Exposing Apps using Edge Router

Exposing Apps using Edge Router

Prerequisites

Objective

In this section we will make app2 available from outside the cluster by running it on a public agent node with Marathon-LB.

Steps

DC/OS has two different node types: private and public agent nodes. Private agent nodes (usually) do not have ingress access from outside of the cluster, while public agent nodes allow for ingress access from outside the cluster.

By default, Marathon starts applications and services on private agent nodes, which cannot be accessed from the outside, the cluster. To expose an app to the outside we usually use a load balancer running on one of the public nodes. We will revisit the topic of load balancing (and different choices for load balancers) later in this tutorial, but for now, we choose Marathon-LB as our load balancer.

  • Install Marathon-LB: dcos package install marathon-lb
  • Check that it is running: dcos task and identify the IP adress of the public agent node (Host) where Marathon-LB is running,
    • Warning: If you started your cluster using a cloud provider (especially AWS) dcos task might show you the private ip address of the host, which is not resolvable from outside the cluster (e.g., if you see something like 10.0.4.8 it is very likely a private address). In that case, you need to retrieve the public IP from your cloud provider. On AWS, go to the console and then search for the instance with the private IP shown by ‘dcos task’. The public IP will be listed in the instance description as Public IP.
  • Connect to the webapp (from your local machine) via <Public IP>:10000. You should see a rendered version of the web page including the physical node and port app2 is running on.
  • Use the web form to add a new Key:Value pair
  • You can verify the new key was added in two ways:
    1. Check the total number of keys using app1: dcos task log app1
    2. Check redis directly
      • SSH into node where redis is running: dcos node ssh --master-proxy --mesos-id=$(dcos task redis --json | jq -r '.[] | .slave_id')
      • NOTE: This requires you to have the key required to ssh to the machines added to your local ssh agent (e.g., via ssh-add key).
      • As redis is running in docker container let us list all docker container docker ps and get the ContainerID.
      • Connect to a bash session to the running container: sudo docker exec -i -t CONTAINER_ID /bin/bash
      • Start the redis CLI: redis-cli
      • Check value is there: get <newkey>

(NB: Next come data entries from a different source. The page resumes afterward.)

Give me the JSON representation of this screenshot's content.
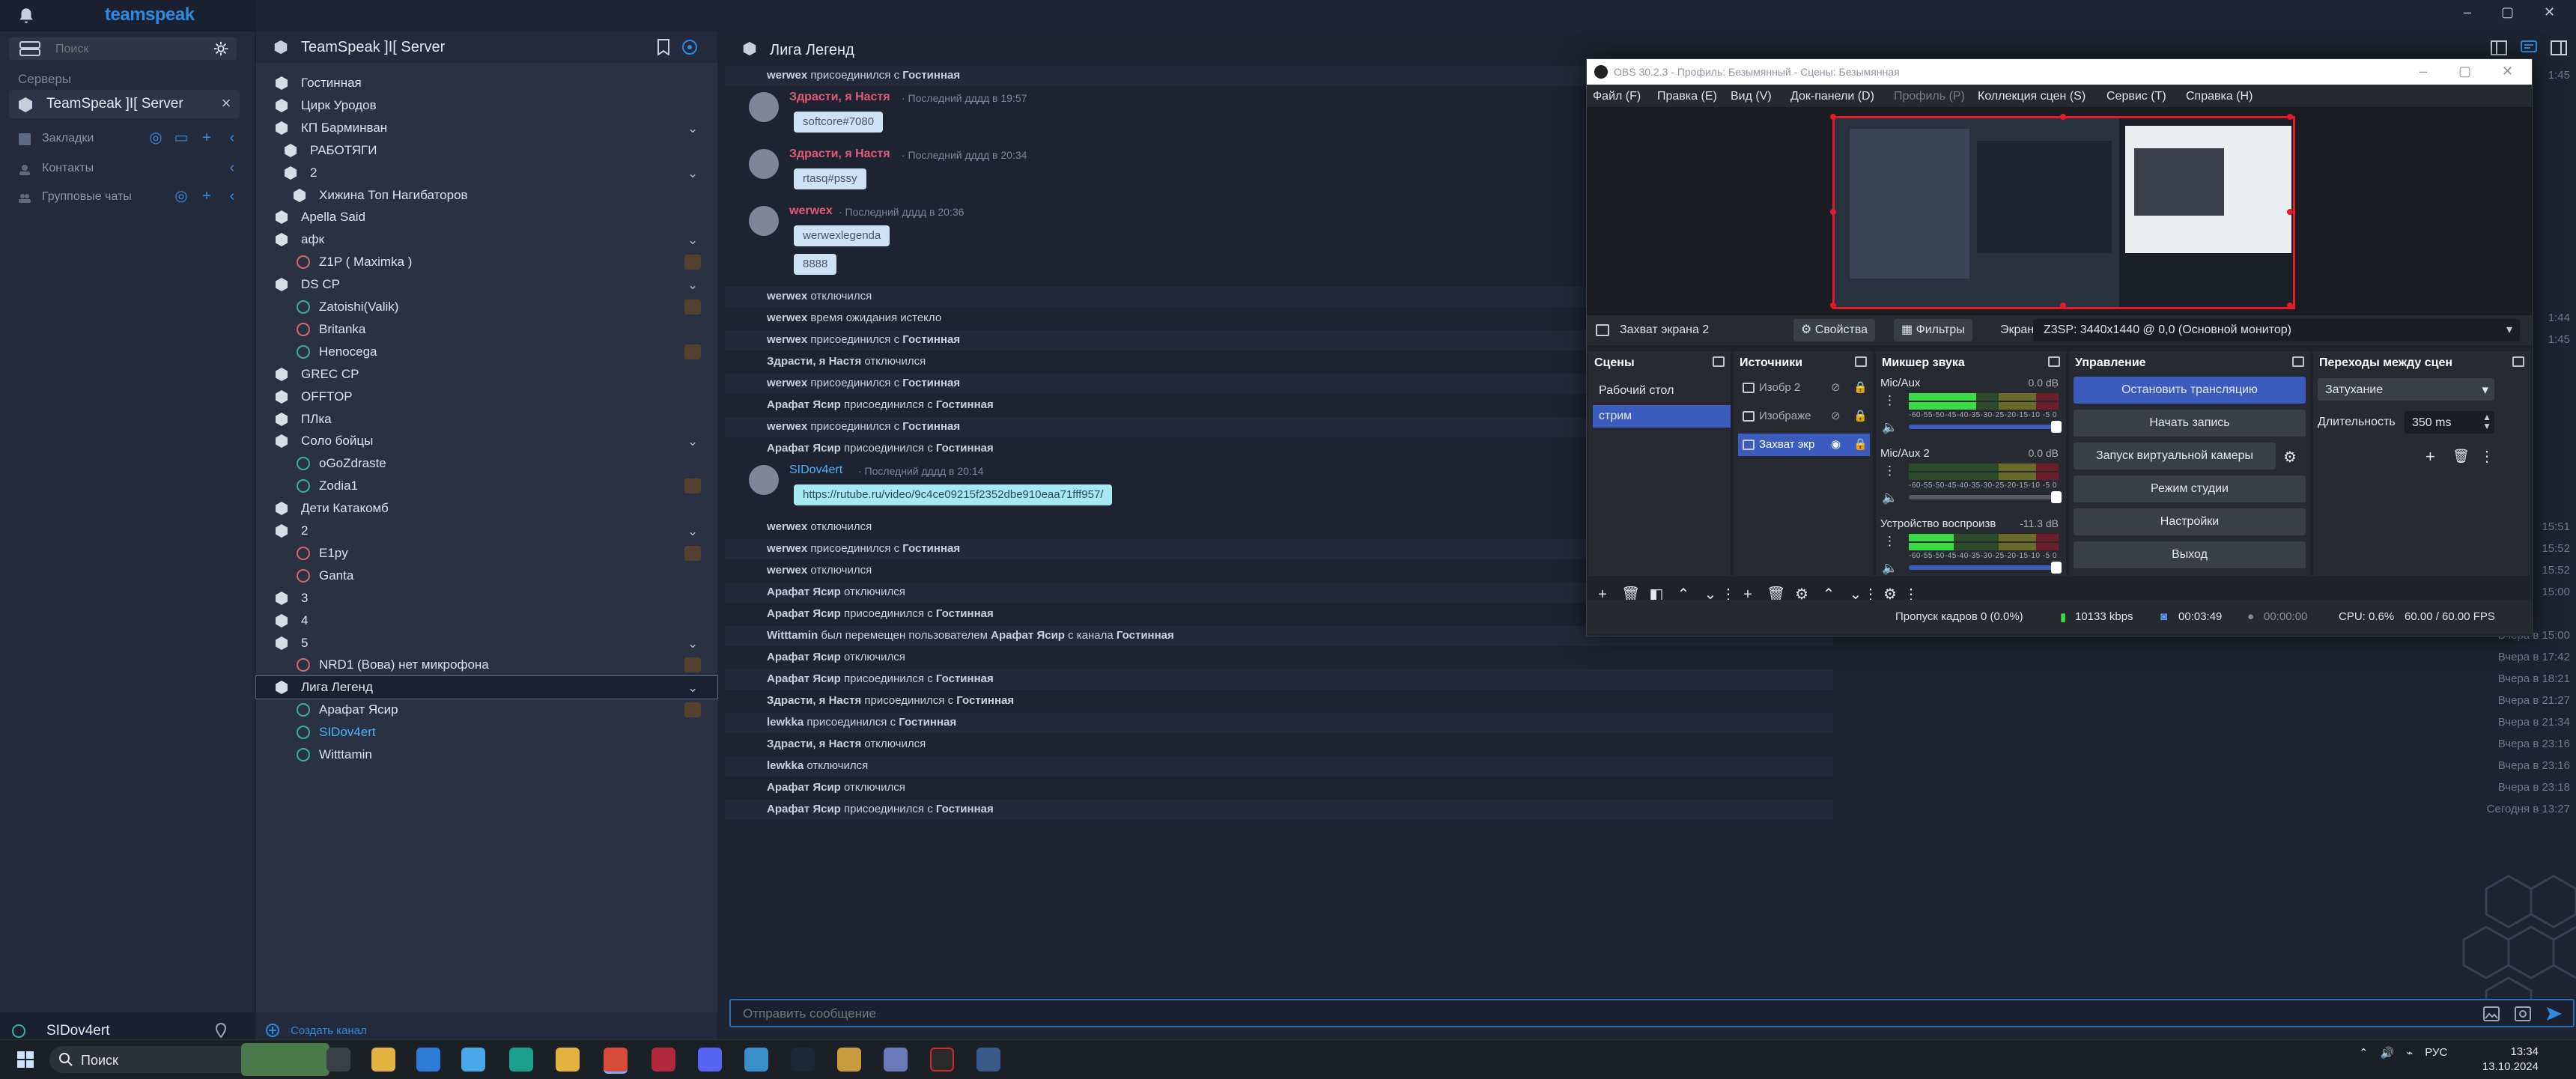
{
  "sidebar": {
    "brand": "teamspeak",
    "search_placeholder": "Поиск",
    "servers_label": "Серверы",
    "server_name": "TeamSpeak ]I[ Server",
    "sections": [
      "Закладки",
      "Контакты",
      "Групповые чаты"
    ],
    "user_name": "SIDov4ert"
  },
  "tree": {
    "server_title": "TeamSpeak ]I[ Server",
    "rows": [
      {
        "type": "channel",
        "label": "Гостинная",
        "depth": 0
      },
      {
        "type": "channel",
        "label": "Цирк Уродов",
        "depth": 0
      },
      {
        "type": "channel",
        "label": "КП Барминван",
        "depth": 0,
        "chev": true
      },
      {
        "type": "channel",
        "label": "РАБОТЯГИ",
        "depth": 1
      },
      {
        "type": "channel",
        "label": "2",
        "depth": 1,
        "chev": true
      },
      {
        "type": "channel",
        "label": "Хижина Топ Нагибаторов",
        "depth": 2
      },
      {
        "type": "channel",
        "label": "Apella Said",
        "depth": 0
      },
      {
        "type": "channel",
        "label": "афк",
        "depth": 0,
        "chev": true
      },
      {
        "type": "user-mic",
        "label": "Z1P ( Maximka )",
        "depth": 1,
        "badge": true
      },
      {
        "type": "channel",
        "label": "DS CP",
        "depth": 0,
        "chev": true
      },
      {
        "type": "user",
        "label": "Zatoishi(Valik)",
        "depth": 1,
        "badge": true
      },
      {
        "type": "user-mic",
        "label": "Britanka",
        "depth": 1
      },
      {
        "type": "user",
        "label": "Henocega",
        "depth": 1,
        "badge": true
      },
      {
        "type": "channel",
        "label": "GREC CP",
        "depth": 0
      },
      {
        "type": "channel",
        "label": "OFFTOP",
        "depth": 0
      },
      {
        "type": "channel",
        "label": "ПЛка",
        "depth": 0
      },
      {
        "type": "channel",
        "label": "Соло бойцы",
        "depth": 0,
        "chev": true
      },
      {
        "type": "user",
        "label": "oGoZdraste",
        "depth": 1
      },
      {
        "type": "user",
        "label": "Zodia1",
        "depth": 1,
        "badge": true
      },
      {
        "type": "channel",
        "label": "Дети Катакомб",
        "depth": 0
      },
      {
        "type": "channel",
        "label": "2",
        "depth": 0,
        "chev": true
      },
      {
        "type": "user-mic",
        "label": "E1py",
        "depth": 1,
        "badge": true
      },
      {
        "type": "user-mic",
        "label": "Ganta",
        "depth": 1
      },
      {
        "type": "channel",
        "label": "3",
        "depth": 0
      },
      {
        "type": "channel",
        "label": "4",
        "depth": 0
      },
      {
        "type": "channel",
        "label": "5",
        "depth": 0,
        "chev": true
      },
      {
        "type": "user-mic",
        "label": "NRD1 (Вова) нет микрофона",
        "depth": 1,
        "badge": true
      },
      {
        "type": "channel-sel",
        "label": "Лига Легенд",
        "depth": 0,
        "chev": true
      },
      {
        "type": "user",
        "label": "Арафат Ясир",
        "depth": 1,
        "badge": true
      },
      {
        "type": "user-me",
        "label": "SIDov4ert",
        "depth": 1
      },
      {
        "type": "user",
        "label": "Witttamin",
        "depth": 1
      }
    ],
    "create_channel": "Создать канал"
  },
  "chat": {
    "title": "Лига Легенд",
    "messages": [
      {
        "kind": "event",
        "html_parts": [
          {
            "b": "werwex"
          },
          {
            "t": " присоединился с "
          },
          {
            "b": "Гостинная"
          }
        ]
      },
      {
        "kind": "msg",
        "name": "Здрасти, я Настя",
        "time": "· Последний дддд в 19:57",
        "bubble": "softcore#7080"
      },
      {
        "kind": "msg",
        "name": "Здрасти, я Настя",
        "time": "· Последний дддд в 20:34",
        "bubble": "rtasq#pssy"
      },
      {
        "kind": "msg2",
        "name": "werwex",
        "time": "· Последний дддд в 20:36",
        "bubbles": [
          "werwexlegenda",
          "8888"
        ]
      },
      {
        "kind": "event",
        "html_parts": [
          {
            "b": "werwex"
          },
          {
            "t": " отключился"
          }
        ]
      },
      {
        "kind": "event",
        "html_parts": [
          {
            "b": "werwex"
          },
          {
            "t": " время ожидания истекло"
          }
        ]
      },
      {
        "kind": "event",
        "html_parts": [
          {
            "b": "werwex"
          },
          {
            "t": " присоединился с "
          },
          {
            "b": "Гостинная"
          }
        ]
      },
      {
        "kind": "event",
        "html_parts": [
          {
            "b": "Здрасти, я Настя"
          },
          {
            "t": " отключился"
          }
        ]
      },
      {
        "kind": "event",
        "html_parts": [
          {
            "b": "werwex"
          },
          {
            "t": " присоединился с "
          },
          {
            "b": "Гостинная"
          }
        ]
      },
      {
        "kind": "event",
        "html_parts": [
          {
            "b": "Арафат Ясир"
          },
          {
            "t": " присоединился с "
          },
          {
            "b": "Гостинная"
          }
        ]
      },
      {
        "kind": "event",
        "html_parts": [
          {
            "b": "werwex"
          },
          {
            "t": " присоединился с "
          },
          {
            "b": "Гостинная"
          }
        ]
      },
      {
        "kind": "event",
        "html_parts": [
          {
            "b": "Арафат Ясир"
          },
          {
            "t": " присоединился с "
          },
          {
            "b": "Гостинная"
          }
        ]
      },
      {
        "kind": "msglink",
        "name": "SIDov4ert",
        "time": "· Последний дддд в 20:14",
        "bubble": "https://rutube.ru/video/9c4ce09215f2352dbe910eaa71fff957/"
      },
      {
        "kind": "event",
        "html_parts": [
          {
            "b": "werwex"
          },
          {
            "t": " отключился"
          }
        ]
      },
      {
        "kind": "event",
        "html_parts": [
          {
            "b": "werwex"
          },
          {
            "t": " присоединился с "
          },
          {
            "b": "Гостинная"
          }
        ]
      },
      {
        "kind": "event",
        "html_parts": [
          {
            "b": "werwex"
          },
          {
            "t": " отключился"
          }
        ]
      },
      {
        "kind": "event",
        "html_parts": [
          {
            "b": "Арафат Ясир"
          },
          {
            "t": " отключился"
          }
        ]
      },
      {
        "kind": "event",
        "html_parts": [
          {
            "b": "Арафат Ясир"
          },
          {
            "t": " присоединился с "
          },
          {
            "b": "Гостинная"
          }
        ]
      },
      {
        "kind": "event",
        "html_parts": [
          {
            "b": "Witttamin"
          },
          {
            "t": " был перемещен пользователем "
          },
          {
            "b": "Арафат Ясир"
          },
          {
            "t": " с канала "
          },
          {
            "b": "Гостинная"
          }
        ]
      },
      {
        "kind": "event",
        "html_parts": [
          {
            "b": "Арафат Ясир"
          },
          {
            "t": " отключился"
          }
        ]
      },
      {
        "kind": "event",
        "html_parts": [
          {
            "b": "Арафат Ясир"
          },
          {
            "t": " присоединился с "
          },
          {
            "b": "Гостинная"
          }
        ]
      },
      {
        "kind": "event",
        "html_parts": [
          {
            "b": "Здрасти, я Настя"
          },
          {
            "t": " присоединился с "
          },
          {
            "b": "Гостинная"
          }
        ]
      },
      {
        "kind": "event",
        "html_parts": [
          {
            "b": "lewkka"
          },
          {
            "t": " присоединился с "
          },
          {
            "b": "Гостинная"
          }
        ]
      },
      {
        "kind": "event",
        "html_parts": [
          {
            "b": "Здрасти, я Настя"
          },
          {
            "t": " отключился"
          }
        ]
      },
      {
        "kind": "event",
        "html_parts": [
          {
            "b": "lewkka"
          },
          {
            "t": " отключился"
          }
        ]
      },
      {
        "kind": "event",
        "html_parts": [
          {
            "b": "Арафат Ясир"
          },
          {
            "t": " отключился"
          }
        ]
      },
      {
        "kind": "event",
        "html_parts": [
          {
            "b": "Арафат Ясир"
          },
          {
            "t": " присоединился с "
          },
          {
            "b": "Гостинная"
          }
        ]
      }
    ],
    "timestamps": [
      {
        "row": 0,
        "text": "1:45"
      },
      {
        "row": 5,
        "text": "1:44"
      },
      {
        "row": 6,
        "text": "1:45"
      },
      {
        "row": 13,
        "text": "15:51"
      },
      {
        "row": 14,
        "text": "15:52"
      },
      {
        "row": 15,
        "text": "15:52"
      },
      {
        "row": 16,
        "text": "15:00"
      },
      {
        "row": 18,
        "text": "Вчера в 15:00"
      },
      {
        "row": 19,
        "text": "Вчера в 17:42"
      },
      {
        "row": 20,
        "text": "Вчера в 18:21"
      },
      {
        "row": 21,
        "text": "Вчера в 21:27"
      },
      {
        "row": 22,
        "text": "Вчера в 21:34"
      },
      {
        "row": 23,
        "text": "Вчера в 23:16"
      },
      {
        "row": 24,
        "text": "Вчера в 23:16"
      },
      {
        "row": 25,
        "text": "Вчера в 23:18"
      },
      {
        "row": 26,
        "text": "Сегодня в 13:27"
      }
    ],
    "input_placeholder": "Отправить сообщение"
  },
  "obs": {
    "title": "OBS 30.2.3 - Профиль: Безымянный - Сцены: Безымянная",
    "menu": [
      "Файл (F)",
      "Правка (E)",
      "Вид (V)",
      "Док-панели (D)",
      "Профиль (P)",
      "Коллекция сцен (S)",
      "Сервис (T)",
      "Справка (H)"
    ],
    "source_name": "Захват экрана 2",
    "props_btn": "Свойства",
    "filters_btn": "Фильтры",
    "screen_label": "Экран",
    "screen_value": "Z3SP: 3440x1440 @ 0,0 (Основной монитор)",
    "docks": {
      "scenes": "Сцены",
      "sources": "Источники",
      "mixer": "Микшер звука",
      "controls": "Управление",
      "transitions": "Переходы между сцен"
    },
    "scenes": [
      "Рабочий стол",
      "стрим"
    ],
    "sources": [
      "Изобр 2",
      "Изображе",
      "Захват экр"
    ],
    "mixer": [
      {
        "name": "Mic/Aux",
        "db": "0.0 dB",
        "level": 0.45
      },
      {
        "name": "Mic/Aux 2",
        "db": "0.0 dB",
        "level": 0
      },
      {
        "name": "Устройство воспроизв",
        "db": "-11.3 dB",
        "level": 0.3
      }
    ],
    "mixer_ticks": "-60-55-50-45-40-35-30-25-20-15-10 -5  0",
    "controls": [
      "Остановить трансляцию",
      "Начать запись",
      "Запуск виртуальной камеры",
      "Режим студии",
      "Настройки",
      "Выход"
    ],
    "transition_type": "Затухание",
    "duration_label": "Длительность",
    "duration_value": "350 ms",
    "status": {
      "dropped": "Пропуск кадров 0 (0.0%)",
      "bitrate": "10133 kbps",
      "stream_time": "00:03:49",
      "rec_time": "00:00:00",
      "cpu": "CPU: 0.6%",
      "fps": "60.00 / 60.00 FPS"
    }
  },
  "taskbar": {
    "search": "Поиск",
    "lang": "РУС",
    "time": "13:34",
    "date": "13.10.2024"
  }
}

Outcome

Congratulations! You’ve used Marathon-LB to expose your application to the public and added a new key to redis using the web frontend.